I suppose I should clarify something, I am not crazy and I am completely aware of where I am, what year it is and what I am doing.
You see that picture above is what we called the Chadar Ochel, the dining hall from the camp I went to as a camper and worked at as a counselor. If you were trying to make a list of places and people that had a significant impact on my life camp would be somewhere around the top of the list.
I can’t spend any time there without the memories of the friends, relationships and experiences that came into my life because of it and since I spent the weekend there with my family there are a million thoughts swirling through my mind.
The Glory Years
Camp is a funny sort of place to me. Sometimes we talk about how once we were kings and how we roamed the hills of Ojai and everyone knew us.
We were the favorite counselors, most likely suspects for practical jokes and the counselors that our campers wanted to grow up to be. Younger siblings would sometimes complain about how they were tired of always being known as so and so’s little brother/sister.

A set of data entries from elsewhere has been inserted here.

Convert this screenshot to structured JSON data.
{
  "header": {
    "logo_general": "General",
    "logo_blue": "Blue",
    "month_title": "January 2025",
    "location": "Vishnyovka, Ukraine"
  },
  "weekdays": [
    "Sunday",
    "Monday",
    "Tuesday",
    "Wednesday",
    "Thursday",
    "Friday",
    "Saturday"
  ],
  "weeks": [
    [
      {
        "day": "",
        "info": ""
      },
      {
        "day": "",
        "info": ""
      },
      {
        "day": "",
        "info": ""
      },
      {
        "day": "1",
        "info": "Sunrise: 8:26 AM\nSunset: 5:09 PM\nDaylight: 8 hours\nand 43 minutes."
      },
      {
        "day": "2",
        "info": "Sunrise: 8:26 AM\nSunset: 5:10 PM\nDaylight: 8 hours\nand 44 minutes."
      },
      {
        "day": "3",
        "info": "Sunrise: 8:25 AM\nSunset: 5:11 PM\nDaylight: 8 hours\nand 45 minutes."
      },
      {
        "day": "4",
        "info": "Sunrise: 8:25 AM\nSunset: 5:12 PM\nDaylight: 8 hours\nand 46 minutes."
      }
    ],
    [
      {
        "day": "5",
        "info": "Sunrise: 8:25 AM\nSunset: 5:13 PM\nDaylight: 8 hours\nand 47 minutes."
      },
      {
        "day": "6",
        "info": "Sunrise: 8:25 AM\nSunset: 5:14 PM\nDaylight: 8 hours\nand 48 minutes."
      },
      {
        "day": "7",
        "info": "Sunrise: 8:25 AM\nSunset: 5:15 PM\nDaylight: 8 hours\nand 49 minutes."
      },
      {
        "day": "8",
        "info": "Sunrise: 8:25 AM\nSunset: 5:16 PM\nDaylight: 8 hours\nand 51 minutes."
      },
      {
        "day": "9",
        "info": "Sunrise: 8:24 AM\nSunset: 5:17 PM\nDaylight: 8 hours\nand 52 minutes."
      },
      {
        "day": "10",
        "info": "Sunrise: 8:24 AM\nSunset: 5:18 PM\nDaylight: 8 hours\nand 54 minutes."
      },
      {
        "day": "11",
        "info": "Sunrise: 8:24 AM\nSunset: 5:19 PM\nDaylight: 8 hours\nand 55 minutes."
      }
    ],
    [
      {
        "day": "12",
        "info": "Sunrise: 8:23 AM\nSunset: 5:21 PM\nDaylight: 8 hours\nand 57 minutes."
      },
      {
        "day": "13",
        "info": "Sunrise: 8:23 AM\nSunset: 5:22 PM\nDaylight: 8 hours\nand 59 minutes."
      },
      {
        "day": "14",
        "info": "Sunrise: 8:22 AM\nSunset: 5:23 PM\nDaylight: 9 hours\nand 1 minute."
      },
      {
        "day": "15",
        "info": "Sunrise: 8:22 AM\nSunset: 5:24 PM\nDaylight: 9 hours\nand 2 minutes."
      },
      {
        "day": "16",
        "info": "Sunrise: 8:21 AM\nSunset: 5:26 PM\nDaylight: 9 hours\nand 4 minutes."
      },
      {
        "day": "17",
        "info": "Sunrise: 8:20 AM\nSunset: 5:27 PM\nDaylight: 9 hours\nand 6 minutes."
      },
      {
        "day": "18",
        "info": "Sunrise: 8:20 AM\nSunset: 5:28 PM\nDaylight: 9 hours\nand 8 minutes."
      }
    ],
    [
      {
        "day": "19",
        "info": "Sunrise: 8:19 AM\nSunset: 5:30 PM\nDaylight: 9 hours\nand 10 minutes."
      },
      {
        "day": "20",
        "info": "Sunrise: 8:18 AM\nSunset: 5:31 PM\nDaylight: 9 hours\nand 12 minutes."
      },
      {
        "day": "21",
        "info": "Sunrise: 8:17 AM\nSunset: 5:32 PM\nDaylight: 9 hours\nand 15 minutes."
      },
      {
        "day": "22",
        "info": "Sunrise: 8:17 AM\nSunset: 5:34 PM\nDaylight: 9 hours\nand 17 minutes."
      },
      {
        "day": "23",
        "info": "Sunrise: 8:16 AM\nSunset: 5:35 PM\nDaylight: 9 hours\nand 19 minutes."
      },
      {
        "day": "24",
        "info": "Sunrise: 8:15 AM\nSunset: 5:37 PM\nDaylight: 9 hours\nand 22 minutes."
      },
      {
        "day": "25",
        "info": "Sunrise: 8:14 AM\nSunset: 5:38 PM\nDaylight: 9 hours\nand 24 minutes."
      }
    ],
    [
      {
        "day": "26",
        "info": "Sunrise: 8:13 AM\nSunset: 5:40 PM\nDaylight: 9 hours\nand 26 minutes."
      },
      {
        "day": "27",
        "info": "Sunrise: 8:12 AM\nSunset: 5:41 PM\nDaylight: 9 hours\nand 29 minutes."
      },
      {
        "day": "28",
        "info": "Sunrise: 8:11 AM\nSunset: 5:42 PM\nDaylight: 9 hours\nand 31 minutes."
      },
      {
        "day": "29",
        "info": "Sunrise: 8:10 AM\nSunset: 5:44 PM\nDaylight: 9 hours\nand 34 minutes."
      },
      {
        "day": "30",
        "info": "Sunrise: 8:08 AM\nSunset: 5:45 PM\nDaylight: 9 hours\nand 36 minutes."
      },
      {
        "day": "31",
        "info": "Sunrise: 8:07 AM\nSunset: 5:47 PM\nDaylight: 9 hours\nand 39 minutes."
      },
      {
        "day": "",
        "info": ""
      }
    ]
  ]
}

They wanted to be known for themselves and not as the younger sibling.
And yet time passes and all of the notoriety dies down and disappears because we all stop being campers and most of us stop working at camp. It doesn’t take long for people to move on to other things and for your name/face to be forgotten because you aren’t there and others have filled your place.
Yet when you think about your time at camp it is hard not to view it as being the golden years. There was never a better time, better people or more fun to be had than when you were there.
It is at times an unrealistic and egocentric position but that isn’t necessarily a bad thing because when you think about camp it is preferable to view it that way and not as an awful place you hated.
Then and Now
This weekend I tried not to be the old guy who can only talk about the past and who can’t believe that anyone could have more fun now than we did in the past.
It felt to me like I did a good job of it in part because camp isn’t the same any more.That is not a bad thing either, it has grow and expanded and that makes me happy.
The location is the same but there are some new buildings and a bunch of the old have been remodeled. So I can’t say that I have memories/experiences everywhere there like I used to and because of some of those changes the view has changed in some areas.
Can’t see certain landmarks in the hills surrounding camp in the same way anymore. If we stood on the hill and I described what I saw during The Fire it wouldn’t have the same feeling for you but then again if you weren’t there you might not appreciate what it meant to be evacuated at 3:30 AM.
You wouldn’t know what it felt like to see the entire camp out on the baseball field, to see the music director carrying Torahs under his arm or to have seen fear on the faces of some of the mothers that worked there.
And that is ok.
There Is A Season
Since I went to college in Los Angeles I was lucky to work at camp year round so when I look at the picture above of the Chadar Ochel I am not surprised to see an empty lawn in front of it.
That is something you don’t see during the summer because there are always people, especially right before a meal when the bunks/tents are lined up and or people are dancing.
But even though I have spent lots of time at camp outside of the summer inevitably my memory is drawn to summer time and it is hard not to think about people.
Because ultimately it is people who made camp important, meaningful and significant. It is people who helped to create those moments and memories and they are far more fun to think about when I am sharing them with those who were there.
It was good to be back at camp.